Records supplied START

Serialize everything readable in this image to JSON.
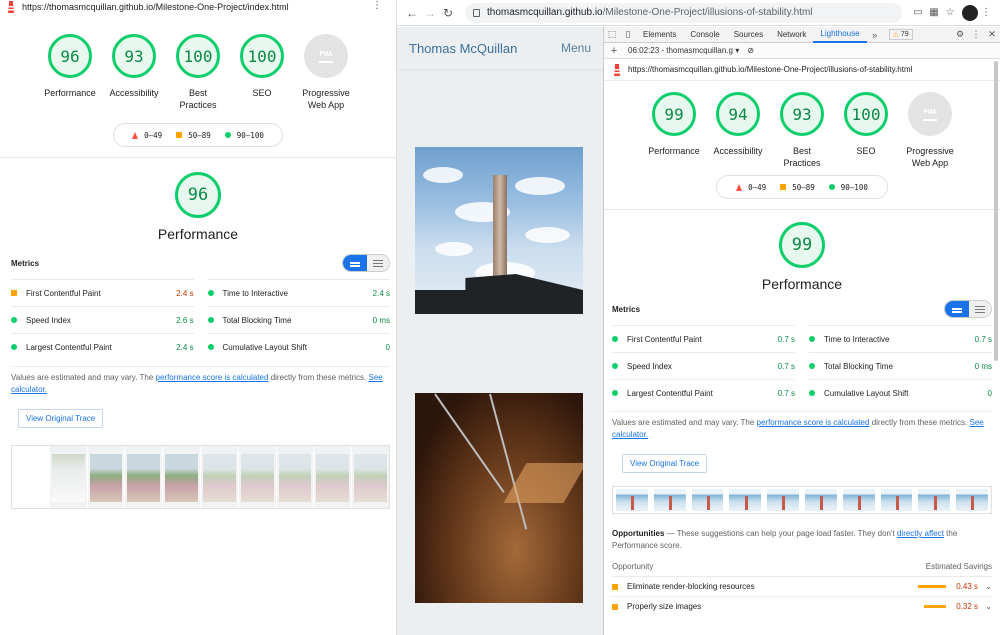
{
  "left": {
    "url": "https://thomasmcquillan.github.io/Milestone-One-Project/index.html",
    "gauges": [
      {
        "score": "96",
        "label": "Performance"
      },
      {
        "score": "93",
        "label": "Accessibility"
      },
      {
        "score": "100",
        "label": "Best Practices"
      },
      {
        "score": "100",
        "label": "SEO"
      }
    ],
    "pwa": {
      "badge": "PWA",
      "label": "Progressive Web App"
    },
    "performance": {
      "score": "96",
      "title": "Performance"
    },
    "metrics_title": "Metrics",
    "metrics": [
      {
        "name": "First Contentful Paint",
        "value": "2.4 s",
        "status": "orange"
      },
      {
        "name": "Time to Interactive",
        "value": "2.4 s",
        "status": "green"
      },
      {
        "name": "Speed Index",
        "value": "2.6 s",
        "status": "green"
      },
      {
        "name": "Total Blocking Time",
        "value": "0 ms",
        "status": "green"
      },
      {
        "name": "Largest Contentful Paint",
        "value": "2.4 s",
        "status": "green"
      },
      {
        "name": "Cumulative Layout Shift",
        "value": "0",
        "status": "green"
      }
    ]
  },
  "legend": {
    "red": "0–49",
    "orange": "50–89",
    "green": "90–100"
  },
  "note": {
    "prefix": "Values are estimated and may vary. The ",
    "link1": "performance score is calculated",
    "mid": " directly from these metrics. ",
    "link2": "See calculator."
  },
  "trace_button": "View Original Trace",
  "browser": {
    "url_host": "thomasmcquillan.github.io",
    "url_path": "/Milestone-One-Project/illusions-of-stability.html"
  },
  "site": {
    "title": "Thomas McQuillan",
    "menu": "Menu"
  },
  "devtools": {
    "tabs": [
      "Elements",
      "Console",
      "Sources",
      "Network",
      "Lighthouse"
    ],
    "more": "»",
    "warnings": "79",
    "report_select": "06:02:23 - thomasmcquillan.g",
    "url": "https://thomasmcquillan.github.io/Milestone-One-Project/illusions-of-stability.html",
    "gauges": [
      {
        "score": "99",
        "label": "Performance"
      },
      {
        "score": "94",
        "label": "Accessibility"
      },
      {
        "score": "93",
        "label": "Best Practices"
      },
      {
        "score": "100",
        "label": "SEO"
      }
    ],
    "pwa": {
      "badge": "PWA",
      "label": "Progressive Web App"
    },
    "performance": {
      "score": "99",
      "title": "Performance"
    },
    "metrics_title": "Metrics",
    "metrics": [
      {
        "name": "First Contentful Paint",
        "value": "0.7 s",
        "status": "green"
      },
      {
        "name": "Time to Interactive",
        "value": "0.7 s",
        "status": "green"
      },
      {
        "name": "Speed Index",
        "value": "0.7 s",
        "status": "green"
      },
      {
        "name": "Total Blocking Time",
        "value": "0 ms",
        "status": "green"
      },
      {
        "name": "Largest Contentful Paint",
        "value": "0.7 s",
        "status": "green"
      },
      {
        "name": "Cumulative Layout Shift",
        "value": "0",
        "status": "green"
      }
    ],
    "opportunities": {
      "title": "Opportunities",
      "dash": " — ",
      "desc": "These suggestions can help your page load faster. They don't ",
      "link": "directly affect",
      "desc2": " the Performance score.",
      "col_opportunity": "Opportunity",
      "col_savings": "Estimated Savings",
      "items": [
        {
          "name": "Eliminate render-blocking resources",
          "value": "0.43 s"
        },
        {
          "name": "Properly size images",
          "value": "0.32 s"
        }
      ]
    }
  },
  "colors": {
    "green": "#0cce6b",
    "orange": "#ffa400",
    "red": "#ff4e42",
    "blue": "#1a73e8"
  }
}
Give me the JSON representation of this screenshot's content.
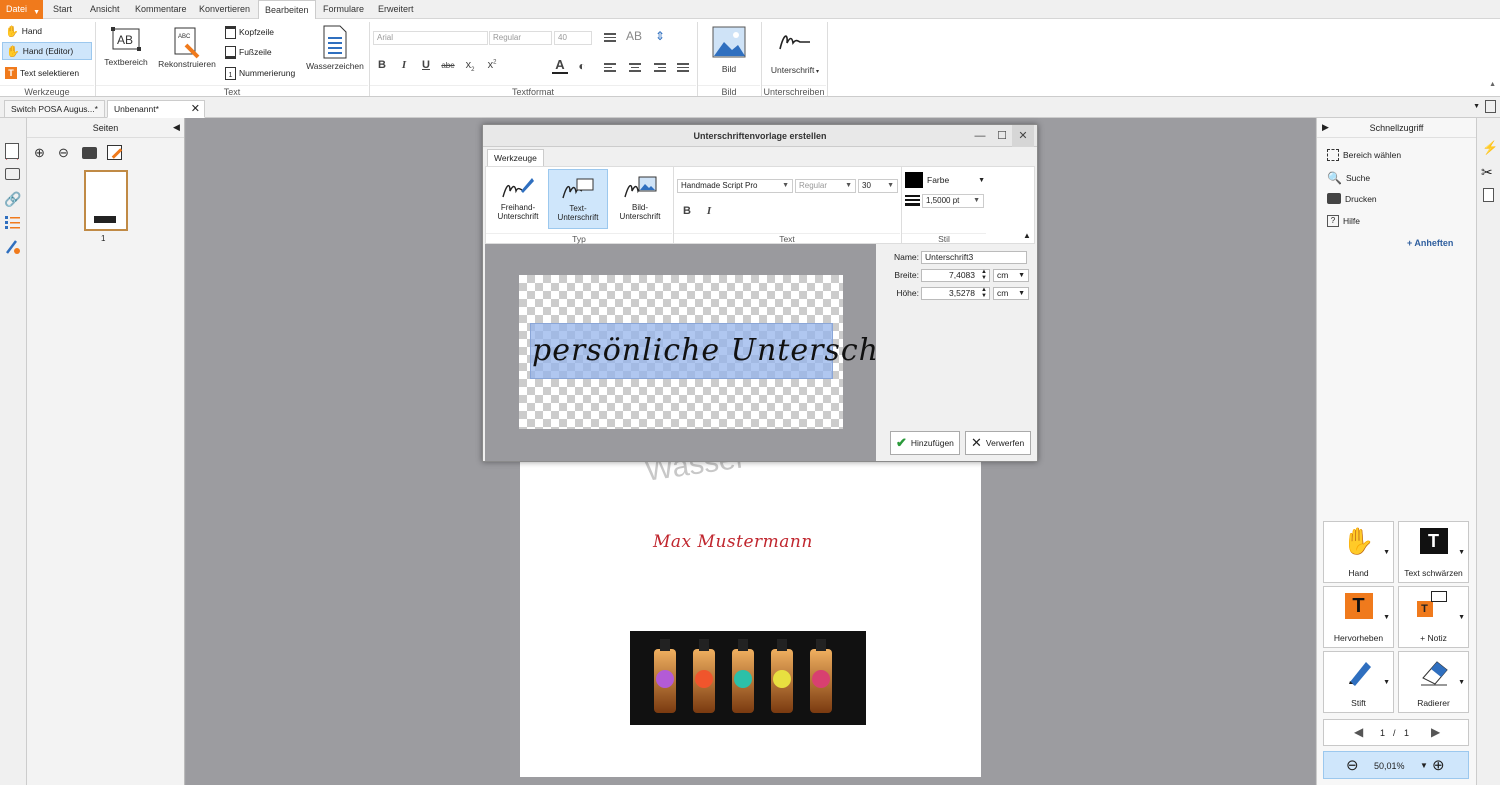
{
  "menubar": {
    "file": "Datei",
    "items": [
      "Start",
      "Ansicht",
      "Kommentare",
      "Konvertieren",
      "Bearbeiten",
      "Formulare",
      "Erweitert"
    ]
  },
  "ribbon": {
    "tools": {
      "hand": "Hand",
      "hand_editor": "Hand (Editor)",
      "select_text": "Text selektieren",
      "label": "Werkzeuge"
    },
    "text": {
      "textbereich": "Textbereich",
      "rekonstruieren": "Rekonstruieren",
      "kopfzeile": "Kopfzeile",
      "fusszeile": "Fußzeile",
      "nummerierung": "Nummerierung",
      "wasserzeichen": "Wasserzeichen",
      "label": "Text"
    },
    "textformat": {
      "font": "Arial",
      "style": "Regular",
      "size": "40",
      "label": "Textformat"
    },
    "bild": {
      "button": "Bild",
      "label": "Bild"
    },
    "sign": {
      "button": "Unterschrift",
      "label": "Unterschreiben"
    }
  },
  "doctabs": [
    "Switch POSA Augus...*",
    "Unbenannt*"
  ],
  "pages_panel": {
    "title": "Seiten",
    "page_number": "1"
  },
  "document": {
    "watermark": "Wasser",
    "signature_name": "Max Mustermann"
  },
  "dialog": {
    "title": "Unterschriftenvorlage erstellen",
    "tab": "Werkzeuge",
    "types": [
      {
        "label_1": "Freihand-",
        "label_2": "Unterschrift"
      },
      {
        "label_1": "Text-",
        "label_2": "Unterschrift"
      },
      {
        "label_1": "Bild-",
        "label_2": "Unterschrift"
      }
    ],
    "section_typ": "Typ",
    "section_text": "Text",
    "section_stil": "Stil",
    "font": "Handmade Script Pro",
    "style": "Regular",
    "size": "30",
    "color_label": "Farbe",
    "line_width": "1,5000 pt",
    "preview_text": "persönliche Unterschrift",
    "props": {
      "name_label": "Name:",
      "name_value": "Unterschrift3",
      "width_label": "Breite:",
      "width_value": "7,4083",
      "width_unit": "cm",
      "height_label": "Höhe:",
      "height_value": "3,5278",
      "height_unit": "cm"
    },
    "add_button": "Hinzufügen",
    "discard_button": "Verwerfen"
  },
  "quick_access": {
    "title": "Schnellzugriff",
    "items": [
      "Bereich wählen",
      "Suche",
      "Drucken",
      "Hilfe"
    ],
    "pin": "+ Anheften",
    "tools": [
      "Hand",
      "Text schwärzen",
      "Hervorheben",
      "+ Notiz",
      "Stift",
      "Radierer"
    ],
    "page_current": "1",
    "page_sep": "/",
    "page_total": "1",
    "zoom": "50,01%"
  },
  "colors": {
    "accent_orange": "#f07a1c",
    "selection_blue": "#cfe6fb",
    "signature_red": "#c0262e",
    "icon_blue": "#2f6fbf"
  }
}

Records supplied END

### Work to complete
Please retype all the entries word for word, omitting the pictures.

### Solved exercise
Serialize everything readable in this image to JSON.
{
  "left": {
    "url": "https://thomasmcquillan.github.io/Milestone-One-Project/index.html",
    "gauges": [
      {
        "score": "96",
        "label": "Performance"
      },
      {
        "score": "93",
        "label": "Accessibility"
      },
      {
        "score": "100",
        "label": "Best Practices"
      },
      {
        "score": "100",
        "label": "SEO"
      }
    ],
    "pwa": {
      "badge": "PWA",
      "label": "Progressive Web App"
    },
    "performance": {
      "score": "96",
      "title": "Performance"
    },
    "metrics_title": "Metrics",
    "metrics": [
      {
        "name": "First Contentful Paint",
        "value": "2.4 s",
        "status": "orange"
      },
      {
        "name": "Time to Interactive",
        "value": "2.4 s",
        "status": "green"
      },
      {
        "name": "Speed Index",
        "value": "2.6 s",
        "status": "green"
      },
      {
        "name": "Total Blocking Time",
        "value": "0 ms",
        "status": "green"
      },
      {
        "name": "Largest Contentful Paint",
        "value": "2.4 s",
        "status": "green"
      },
      {
        "name": "Cumulative Layout Shift",
        "value": "0",
        "status": "green"
      }
    ]
  },
  "legend": {
    "red": "0–49",
    "orange": "50–89",
    "green": "90–100"
  },
  "note": {
    "prefix": "Values are estimated and may vary. The ",
    "link1": "performance score is calculated",
    "mid": " directly from these metrics. ",
    "link2": "See calculator."
  },
  "trace_button": "View Original Trace",
  "browser": {
    "url_host": "thomasmcquillan.github.io",
    "url_path": "/Milestone-One-Project/illusions-of-stability.html"
  },
  "site": {
    "title": "Thomas McQuillan",
    "menu": "Menu"
  },
  "devtools": {
    "tabs": [
      "Elements",
      "Console",
      "Sources",
      "Network",
      "Lighthouse"
    ],
    "more": "»",
    "warnings": "79",
    "report_select": "06:02:23 - thomasmcquillan.g",
    "url": "https://thomasmcquillan.github.io/Milestone-One-Project/illusions-of-stability.html",
    "gauges": [
      {
        "score": "99",
        "label": "Performance"
      },
      {
        "score": "94",
        "label": "Accessibility"
      },
      {
        "score": "93",
        "label": "Best Practices"
      },
      {
        "score": "100",
        "label": "SEO"
      }
    ],
    "pwa": {
      "badge": "PWA",
      "label": "Progressive Web App"
    },
    "performance": {
      "score": "99",
      "title": "Performance"
    },
    "metrics_title": "Metrics",
    "metrics": [
      {
        "name": "First Contentful Paint",
        "value": "0.7 s",
        "status": "green"
      },
      {
        "name": "Time to Interactive",
        "value": "0.7 s",
        "status": "green"
      },
      {
        "name": "Speed Index",
        "value": "0.7 s",
        "status": "green"
      },
      {
        "name": "Total Blocking Time",
        "value": "0 ms",
        "status": "green"
      },
      {
        "name": "Largest Contentful Paint",
        "value": "0.7 s",
        "status": "green"
      },
      {
        "name": "Cumulative Layout Shift",
        "value": "0",
        "status": "green"
      }
    ],
    "opportunities": {
      "title": "Opportunities",
      "dash": " — ",
      "desc": "These suggestions can help your page load faster. They don't ",
      "link": "directly affect",
      "desc2": " the Performance score.",
      "col_opportunity": "Opportunity",
      "col_savings": "Estimated Savings",
      "items": [
        {
          "name": "Eliminate render-blocking resources",
          "value": "0.43 s"
        },
        {
          "name": "Properly size images",
          "value": "0.32 s"
        }
      ]
    }
  },
  "colors": {
    "green": "#0cce6b",
    "orange": "#ffa400",
    "red": "#ff4e42",
    "blue": "#1a73e8"
  }
}
Give me the JSON representation of this screenshot's content.
{
  "menubar": {
    "file": "Datei",
    "items": [
      "Start",
      "Ansicht",
      "Kommentare",
      "Konvertieren",
      "Bearbeiten",
      "Formulare",
      "Erweitert"
    ]
  },
  "ribbon": {
    "tools": {
      "hand": "Hand",
      "hand_editor": "Hand (Editor)",
      "select_text": "Text selektieren",
      "label": "Werkzeuge"
    },
    "text": {
      "textbereich": "Textbereich",
      "rekonstruieren": "Rekonstruieren",
      "kopfzeile": "Kopfzeile",
      "fusszeile": "Fußzeile",
      "nummerierung": "Nummerierung",
      "wasserzeichen": "Wasserzeichen",
      "label": "Text"
    },
    "textformat": {
      "font": "Arial",
      "style": "Regular",
      "size": "40",
      "label": "Textformat"
    },
    "bild": {
      "button": "Bild",
      "label": "Bild"
    },
    "sign": {
      "button": "Unterschrift",
      "label": "Unterschreiben"
    }
  },
  "doctabs": [
    "Switch POSA Augus...*",
    "Unbenannt*"
  ],
  "pages_panel": {
    "title": "Seiten",
    "page_number": "1"
  },
  "document": {
    "watermark": "Wasser",
    "signature_name": "Max Mustermann"
  },
  "dialog": {
    "title": "Unterschriftenvorlage erstellen",
    "tab": "Werkzeuge",
    "types": [
      {
        "label_1": "Freihand-",
        "label_2": "Unterschrift"
      },
      {
        "label_1": "Text-",
        "label_2": "Unterschrift"
      },
      {
        "label_1": "Bild-",
        "label_2": "Unterschrift"
      }
    ],
    "section_typ": "Typ",
    "section_text": "Text",
    "section_stil": "Stil",
    "font": "Handmade Script Pro",
    "style": "Regular",
    "size": "30",
    "color_label": "Farbe",
    "line_width": "1,5000 pt",
    "preview_text": "persönliche Unterschrift",
    "props": {
      "name_label": "Name:",
      "name_value": "Unterschrift3",
      "width_label": "Breite:",
      "width_value": "7,4083",
      "width_unit": "cm",
      "height_label": "Höhe:",
      "height_value": "3,5278",
      "height_unit": "cm"
    },
    "add_button": "Hinzufügen",
    "discard_button": "Verwerfen"
  },
  "quick_access": {
    "title": "Schnellzugriff",
    "items": [
      "Bereich wählen",
      "Suche",
      "Drucken",
      "Hilfe"
    ],
    "pin": "+ Anheften",
    "tools": [
      "Hand",
      "Text schwärzen",
      "Hervorheben",
      "+ Notiz",
      "Stift",
      "Radierer"
    ],
    "page_current": "1",
    "page_sep": "/",
    "page_total": "1",
    "zoom": "50,01%"
  },
  "colors": {
    "accent_orange": "#f07a1c",
    "selection_blue": "#cfe6fb",
    "signature_red": "#c0262e",
    "icon_blue": "#2f6fbf"
  }
}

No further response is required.